Ask them if (1+) +(1-) =0.
The students should say yes.
#2 Illustrate the Charge Discrepancy
Next put up two elements that do not have the same charge. Use Mg and F.
Draw Mg with the charge inside the circle and draw F with the charge inside the circle.
Ask your students if (2+) + (1-) = 0
(hint: It doesn’t)
#3 Ask Students How to Fix the Overall Charge
Ask your students how to fix the previous equation.
(2+) + (1-) = 0
Lead students to the idea that they would need two (-1) charges to balance those charges.
Show them that because of that, the formula for MgF would have to be MgF2, because it needs two negative 1 charges.
#4 Repeat with Two New Elements
I like to use lots of different example types when I am teaching this.
This last example showed what happens when the negative charge is too small.

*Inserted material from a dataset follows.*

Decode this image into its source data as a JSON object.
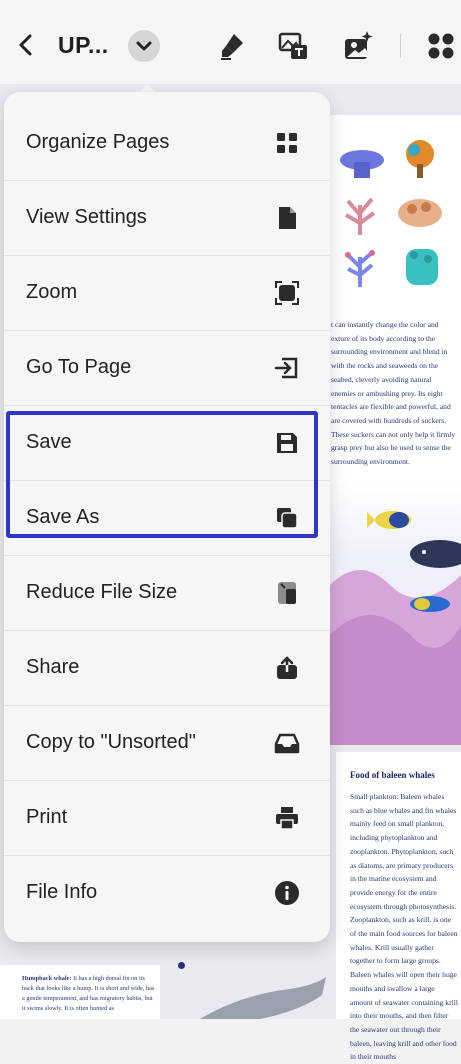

Show students an example or two where the positive charge is too small.
Something like Na2O.
#5 Bonus Throw in a Polyatomic Ion
Once you feel like your students have the hang of it, I would say do at least 3-4 in-class problems, then add in the polyatomic ions(blog post!).
When you add in the polyatomic ions, start small like NaOH. Then move to something like Na3PO4. Make sure that the last example you show is something like Mg3(PO4)2. That way students are okay with polyatomic ions, but you aren’t throwing them in the deep end right away.
Of course there are many ways to teach balancing charges, or crossing charges, in teaching students to write chemical formulas. I hope this helped you consider a new way to do things if you are looking to change things up a bit.
You can check out these related worksheets in my TpT store, CoScine.
Hi! I'm CoScine. I write chemistry worksheets for visual learners. They are fun, easy to follow, and most of them are quick to grade. Since I started my teaching career at the college level, these aren't just simple chemistry. These worksheets are hard core science made fun.